[Component data from apps and pages]
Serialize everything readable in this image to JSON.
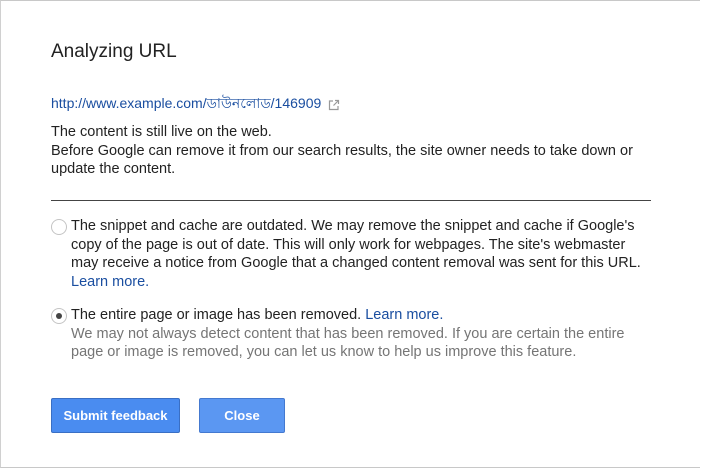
{
  "dialog": {
    "title": "Analyzing URL",
    "url": "http://www.example.com/ডাউনলোড/146909",
    "status_line1": "The content is still live on the web.",
    "status_line2": "Before Google can remove it from our search results, the site owner needs to take down or update the content."
  },
  "options": [
    {
      "text": "The snippet and cache are outdated. We may remove the snippet and cache if Google's copy of the page is out of date. This will only work for webpages. The site's webmaster may receive a notice from Google that a changed content removal was sent for this URL.",
      "link": "Learn more.",
      "selected": false
    },
    {
      "text": "The entire page or image has been removed.",
      "link": "Learn more.",
      "subtext": "We may not always detect content that has been removed. If you are certain the entire page or image is removed, you can let us know to help us improve this feature.",
      "selected": true
    }
  ],
  "buttons": {
    "submit": "Submit feedback",
    "close": "Close"
  },
  "icons": {
    "external": "external-link-icon",
    "radio": "radio-button-icon"
  },
  "colors": {
    "link": "#1a4ea0",
    "button": "#4a8cf0",
    "subtext": "#757575"
  }
}
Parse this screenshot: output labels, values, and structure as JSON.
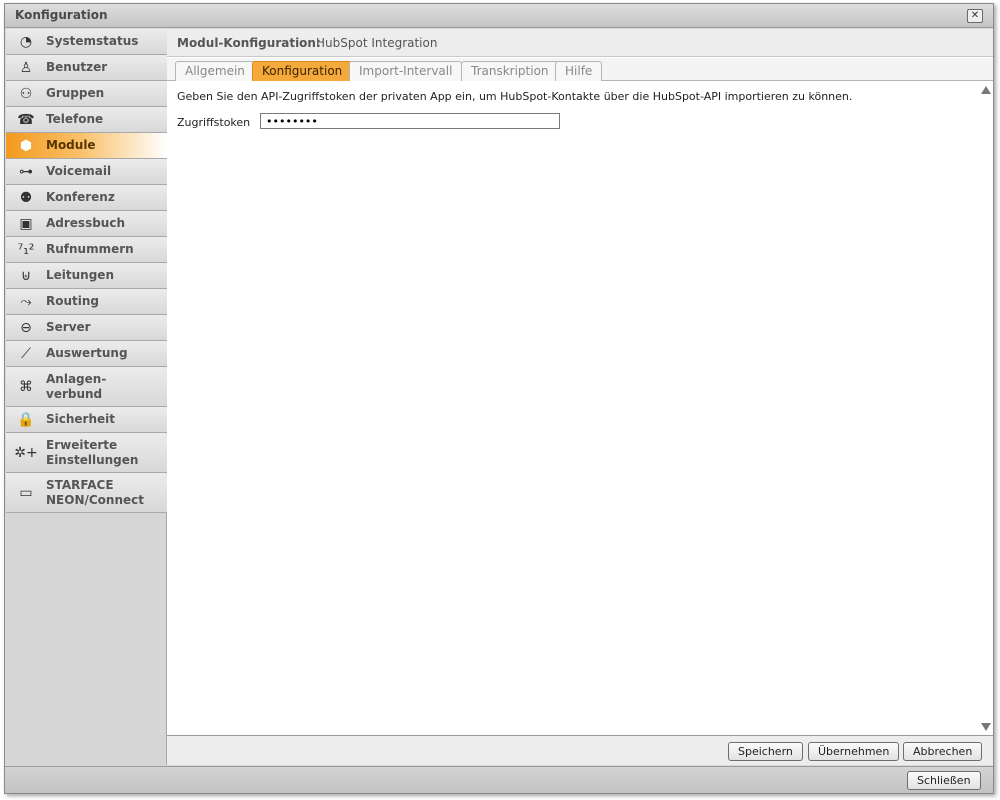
{
  "window": {
    "title": "Konfiguration",
    "close_icon": "close-icon"
  },
  "sidebar": {
    "items": [
      {
        "id": "systemstatus",
        "label": "Systemstatus",
        "icon": "◔",
        "active": false,
        "tall": false
      },
      {
        "id": "benutzer",
        "label": "Benutzer",
        "icon": "♙",
        "active": false,
        "tall": false
      },
      {
        "id": "gruppen",
        "label": "Gruppen",
        "icon": "⚇",
        "active": false,
        "tall": false
      },
      {
        "id": "telefone",
        "label": "Telefone",
        "icon": "☎",
        "active": false,
        "tall": false
      },
      {
        "id": "module",
        "label": "Module",
        "icon": "⬢",
        "active": true,
        "tall": false
      },
      {
        "id": "voicemail",
        "label": "Voicemail",
        "icon": "⊶",
        "active": false,
        "tall": false
      },
      {
        "id": "konferenz",
        "label": "Konferenz",
        "icon": "⚉",
        "active": false,
        "tall": false
      },
      {
        "id": "adressbuch",
        "label": "Adressbuch",
        "icon": "▣",
        "active": false,
        "tall": false
      },
      {
        "id": "rufnummern",
        "label": "Rufnummern",
        "icon": "⁷₁²",
        "active": false,
        "tall": false
      },
      {
        "id": "leitungen",
        "label": "Leitungen",
        "icon": "⊎",
        "active": false,
        "tall": false
      },
      {
        "id": "routing",
        "label": "Routing",
        "icon": "⤳",
        "active": false,
        "tall": false
      },
      {
        "id": "server",
        "label": "Server",
        "icon": "⊖",
        "active": false,
        "tall": false
      },
      {
        "id": "auswertung",
        "label": "Auswertung",
        "icon": "⟋",
        "active": false,
        "tall": false
      },
      {
        "id": "anlagenverbund",
        "label": "Anlagen-\nverbund",
        "icon": "⌘",
        "active": false,
        "tall": true
      },
      {
        "id": "sicherheit",
        "label": "Sicherheit",
        "icon": "🔒",
        "active": false,
        "tall": false
      },
      {
        "id": "erweiterte",
        "label": "Erweiterte\nEinstellungen",
        "icon": "✲+",
        "active": false,
        "tall": true
      },
      {
        "id": "starface",
        "label": "STARFACE\nNEON/Connect",
        "icon": "▭",
        "active": false,
        "tall": true
      }
    ]
  },
  "header": {
    "label": "Modul-Konfiguration:",
    "value": "HubSpot Integration"
  },
  "tabs": [
    {
      "label": "Allgemein",
      "active": false
    },
    {
      "label": "Konfiguration",
      "active": true
    },
    {
      "label": "Import-Intervall",
      "active": false
    },
    {
      "label": "Transkription",
      "active": false
    },
    {
      "label": "Hilfe",
      "active": false
    }
  ],
  "form": {
    "description": "Geben Sie den API-Zugriffstoken der privaten App ein, um HubSpot-Kontakte über die HubSpot-API importieren zu können.",
    "token_label": "Zugriffstoken",
    "token_value": "••••••••"
  },
  "footer": {
    "save": "Speichern",
    "apply": "Übernehmen",
    "cancel": "Abbrechen"
  },
  "bottom": {
    "close": "Schließen"
  },
  "colors": {
    "accent": "#f5a93a"
  }
}
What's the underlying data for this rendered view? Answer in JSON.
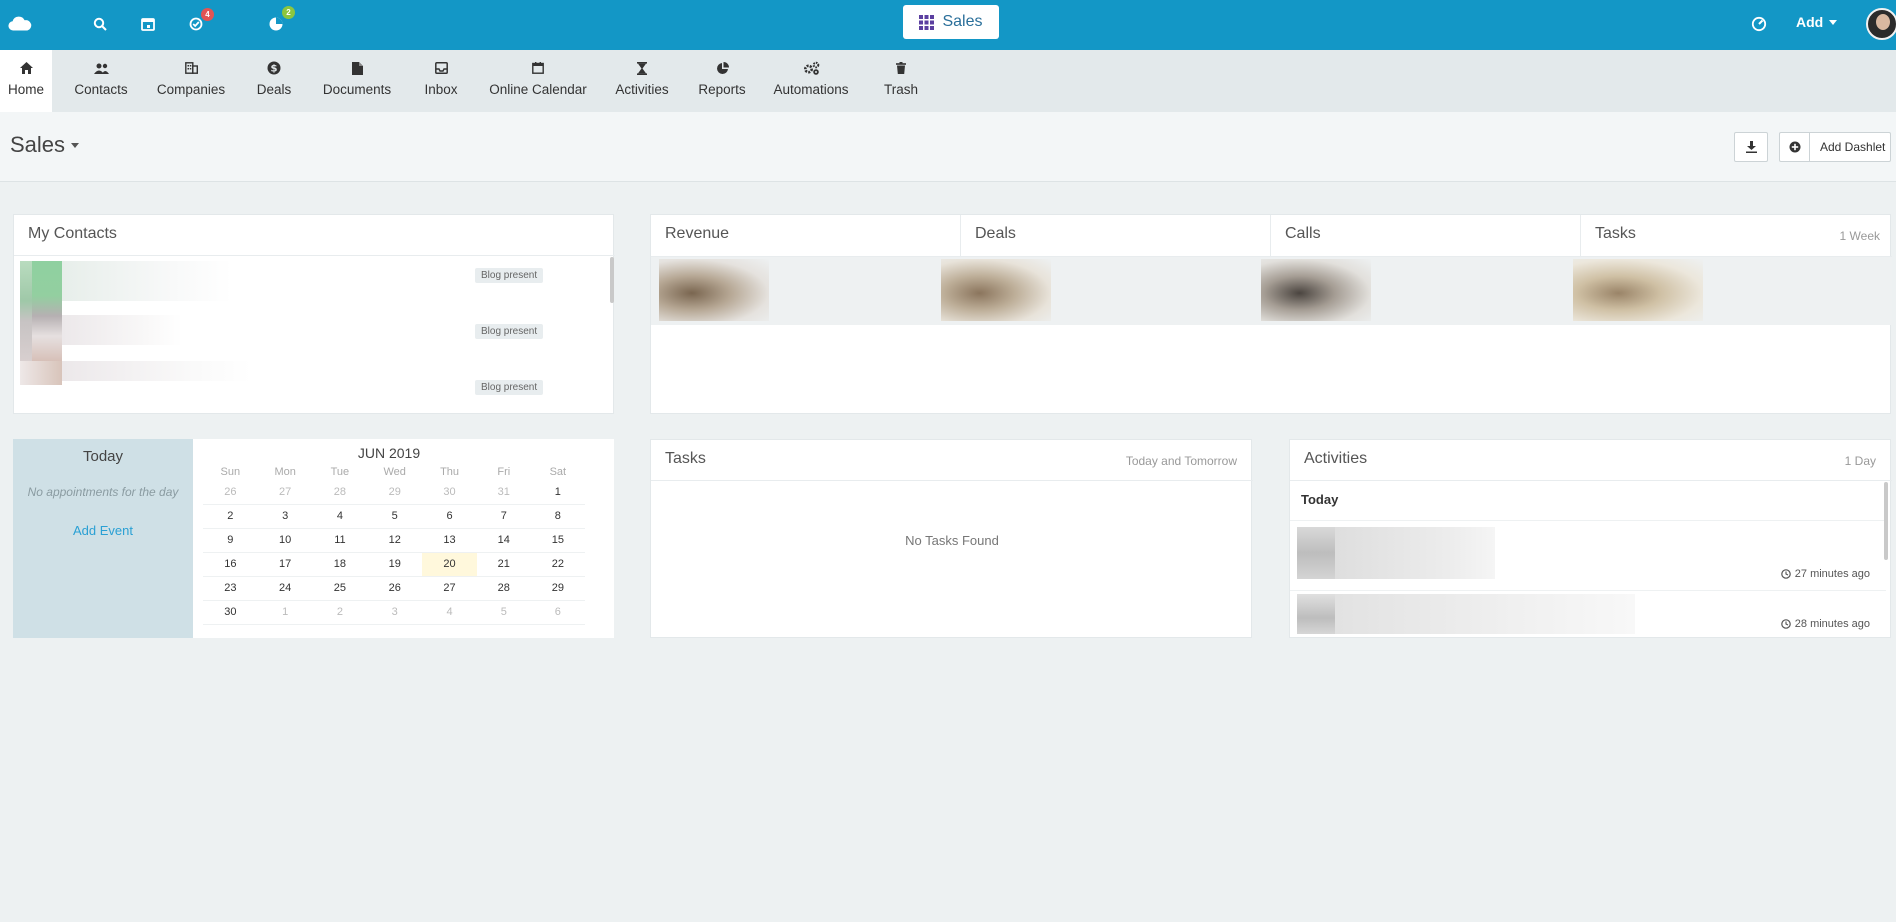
{
  "topbar": {
    "app_name": "Sales",
    "add_label": "Add",
    "badges": {
      "tasks": "4",
      "deals": "2"
    },
    "colors": {
      "bg": "#1397c6",
      "badge_red": "#e25454",
      "badge_green": "#8cc63f"
    }
  },
  "nav": {
    "items": [
      {
        "label": "Home",
        "icon": "home-icon"
      },
      {
        "label": "Contacts",
        "icon": "contacts-icon"
      },
      {
        "label": "Companies",
        "icon": "building-icon"
      },
      {
        "label": "Deals",
        "icon": "dollar-icon"
      },
      {
        "label": "Documents",
        "icon": "document-icon"
      },
      {
        "label": "Inbox",
        "icon": "inbox-icon"
      },
      {
        "label": "Online Calendar",
        "icon": "calendar-icon"
      },
      {
        "label": "Activities",
        "icon": "hourglass-icon"
      },
      {
        "label": "Reports",
        "icon": "pie-chart-icon"
      },
      {
        "label": "Automations",
        "icon": "gears-icon"
      },
      {
        "label": "Trash",
        "icon": "trash-icon"
      }
    ],
    "active": "Home"
  },
  "header": {
    "title": "Sales",
    "add_dashlet": "Add Dashlet"
  },
  "my_contacts": {
    "title": "My Contacts",
    "rows": [
      {
        "tag": "Blog present"
      },
      {
        "tag": "Blog present"
      },
      {
        "tag": "Blog present"
      }
    ]
  },
  "stats": {
    "tabs": [
      "Revenue",
      "Deals",
      "Calls",
      "Tasks"
    ],
    "period": "1 Week"
  },
  "calendar": {
    "today_label": "Today",
    "no_appointments": "No appointments for the day",
    "add_event": "Add Event",
    "month": "JUN 2019",
    "weekdays": [
      "Sun",
      "Mon",
      "Tue",
      "Wed",
      "Thu",
      "Fri",
      "Sat"
    ],
    "weeks": [
      [
        "26",
        "27",
        "28",
        "29",
        "30",
        "31",
        "1"
      ],
      [
        "2",
        "3",
        "4",
        "5",
        "6",
        "7",
        "8"
      ],
      [
        "9",
        "10",
        "11",
        "12",
        "13",
        "14",
        "15"
      ],
      [
        "16",
        "17",
        "18",
        "19",
        "20",
        "21",
        "22"
      ],
      [
        "23",
        "24",
        "25",
        "26",
        "27",
        "28",
        "29"
      ],
      [
        "30",
        "1",
        "2",
        "3",
        "4",
        "5",
        "6"
      ]
    ],
    "today": "20"
  },
  "tasks": {
    "title": "Tasks",
    "range": "Today and Tomorrow",
    "empty": "No Tasks Found"
  },
  "activities": {
    "title": "Activities",
    "range": "1 Day",
    "group": "Today",
    "items": [
      {
        "time": "27 minutes ago"
      },
      {
        "time": "28 minutes ago"
      }
    ]
  }
}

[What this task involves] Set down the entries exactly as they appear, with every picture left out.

[Result of this task]
Serialize everything readable in this image to JSON.
{
  "dialog": {
    "title": "Analyzing URL",
    "url": "http://www.example.com/ডাউনলোড/146909",
    "status_line1": "The content is still live on the web.",
    "status_line2": "Before Google can remove it from our search results, the site owner needs to take down or update the content."
  },
  "options": [
    {
      "text": "The snippet and cache are outdated. We may remove the snippet and cache if Google's copy of the page is out of date. This will only work for webpages. The site's webmaster may receive a notice from Google that a changed content removal was sent for this URL.",
      "link": "Learn more.",
      "selected": false
    },
    {
      "text": "The entire page or image has been removed.",
      "link": "Learn more.",
      "subtext": "We may not always detect content that has been removed. If you are certain the entire page or image is removed, you can let us know to help us improve this feature.",
      "selected": true
    }
  ],
  "buttons": {
    "submit": "Submit feedback",
    "close": "Close"
  },
  "icons": {
    "external": "external-link-icon",
    "radio": "radio-button-icon"
  },
  "colors": {
    "link": "#1a4ea0",
    "button": "#4a8cf0",
    "subtext": "#757575"
  }
}
Parse this screenshot: output labels, values, and structure as JSON.
{
  "window": {
    "title": "Konfiguration",
    "close_icon": "close-icon"
  },
  "sidebar": {
    "items": [
      {
        "id": "systemstatus",
        "label": "Systemstatus",
        "icon": "◔",
        "active": false,
        "tall": false
      },
      {
        "id": "benutzer",
        "label": "Benutzer",
        "icon": "♙",
        "active": false,
        "tall": false
      },
      {
        "id": "gruppen",
        "label": "Gruppen",
        "icon": "⚇",
        "active": false,
        "tall": false
      },
      {
        "id": "telefone",
        "label": "Telefone",
        "icon": "☎",
        "active": false,
        "tall": false
      },
      {
        "id": "module",
        "label": "Module",
        "icon": "⬢",
        "active": true,
        "tall": false
      },
      {
        "id": "voicemail",
        "label": "Voicemail",
        "icon": "⊶",
        "active": false,
        "tall": false
      },
      {
        "id": "konferenz",
        "label": "Konferenz",
        "icon": "⚉",
        "active": false,
        "tall": false
      },
      {
        "id": "adressbuch",
        "label": "Adressbuch",
        "icon": "▣",
        "active": false,
        "tall": false
      },
      {
        "id": "rufnummern",
        "label": "Rufnummern",
        "icon": "⁷₁²",
        "active": false,
        "tall": false
      },
      {
        "id": "leitungen",
        "label": "Leitungen",
        "icon": "⊎",
        "active": false,
        "tall": false
      },
      {
        "id": "routing",
        "label": "Routing",
        "icon": "⤳",
        "active": false,
        "tall": false
      },
      {
        "id": "server",
        "label": "Server",
        "icon": "⊖",
        "active": false,
        "tall": false
      },
      {
        "id": "auswertung",
        "label": "Auswertung",
        "icon": "⟋",
        "active": false,
        "tall": false
      },
      {
        "id": "anlagenverbund",
        "label": "Anlagen-\nverbund",
        "icon": "⌘",
        "active": false,
        "tall": true
      },
      {
        "id": "sicherheit",
        "label": "Sicherheit",
        "icon": "🔒",
        "active": false,
        "tall": false
      },
      {
        "id": "erweiterte",
        "label": "Erweiterte\nEinstellungen",
        "icon": "✲+",
        "active": false,
        "tall": true
      },
      {
        "id": "starface",
        "label": "STARFACE\nNEON/Connect",
        "icon": "▭",
        "active": false,
        "tall": true
      }
    ]
  },
  "header": {
    "label": "Modul-Konfiguration:",
    "value": "HubSpot Integration"
  },
  "tabs": [
    {
      "label": "Allgemein",
      "active": false
    },
    {
      "label": "Konfiguration",
      "active": true
    },
    {
      "label": "Import-Intervall",
      "active": false
    },
    {
      "label": "Transkription",
      "active": false
    },
    {
      "label": "Hilfe",
      "active": false
    }
  ],
  "form": {
    "description": "Geben Sie den API-Zugriffstoken der privaten App ein, um HubSpot-Kontakte über die HubSpot-API importieren zu können.",
    "token_label": "Zugriffstoken",
    "token_value": "••••••••"
  },
  "footer": {
    "save": "Speichern",
    "apply": "Übernehmen",
    "cancel": "Abbrechen"
  },
  "bottom": {
    "close": "Schließen"
  },
  "colors": {
    "accent": "#f5a93a"
  }
}
What's the underlying data for this rendered view? Answer in JSON.
{
  "topbar": {
    "app_name": "Sales",
    "add_label": "Add",
    "badges": {
      "tasks": "4",
      "deals": "2"
    },
    "colors": {
      "bg": "#1397c6",
      "badge_red": "#e25454",
      "badge_green": "#8cc63f"
    }
  },
  "nav": {
    "items": [
      {
        "label": "Home",
        "icon": "home-icon"
      },
      {
        "label": "Contacts",
        "icon": "contacts-icon"
      },
      {
        "label": "Companies",
        "icon": "building-icon"
      },
      {
        "label": "Deals",
        "icon": "dollar-icon"
      },
      {
        "label": "Documents",
        "icon": "document-icon"
      },
      {
        "label": "Inbox",
        "icon": "inbox-icon"
      },
      {
        "label": "Online Calendar",
        "icon": "calendar-icon"
      },
      {
        "label": "Activities",
        "icon": "hourglass-icon"
      },
      {
        "label": "Reports",
        "icon": "pie-chart-icon"
      },
      {
        "label": "Automations",
        "icon": "gears-icon"
      },
      {
        "label": "Trash",
        "icon": "trash-icon"
      }
    ],
    "active": "Home"
  },
  "header": {
    "title": "Sales",
    "add_dashlet": "Add Dashlet"
  },
  "my_contacts": {
    "title": "My Contacts",
    "rows": [
      {
        "tag": "Blog present"
      },
      {
        "tag": "Blog present"
      },
      {
        "tag": "Blog present"
      }
    ]
  },
  "stats": {
    "tabs": [
      "Revenue",
      "Deals",
      "Calls",
      "Tasks"
    ],
    "period": "1 Week"
  },
  "calendar": {
    "today_label": "Today",
    "no_appointments": "No appointments for the day",
    "add_event": "Add Event",
    "month": "JUN 2019",
    "weekdays": [
      "Sun",
      "Mon",
      "Tue",
      "Wed",
      "Thu",
      "Fri",
      "Sat"
    ],
    "weeks": [
      [
        "26",
        "27",
        "28",
        "29",
        "30",
        "31",
        "1"
      ],
      [
        "2",
        "3",
        "4",
        "5",
        "6",
        "7",
        "8"
      ],
      [
        "9",
        "10",
        "11",
        "12",
        "13",
        "14",
        "15"
      ],
      [
        "16",
        "17",
        "18",
        "19",
        "20",
        "21",
        "22"
      ],
      [
        "23",
        "24",
        "25",
        "26",
        "27",
        "28",
        "29"
      ],
      [
        "30",
        "1",
        "2",
        "3",
        "4",
        "5",
        "6"
      ]
    ],
    "today": "20"
  },
  "tasks": {
    "title": "Tasks",
    "range": "Today and Tomorrow",
    "empty": "No Tasks Found"
  },
  "activities": {
    "title": "Activities",
    "range": "1 Day",
    "group": "Today",
    "items": [
      {
        "time": "27 minutes ago"
      },
      {
        "time": "28 minutes ago"
      }
    ]
  }
}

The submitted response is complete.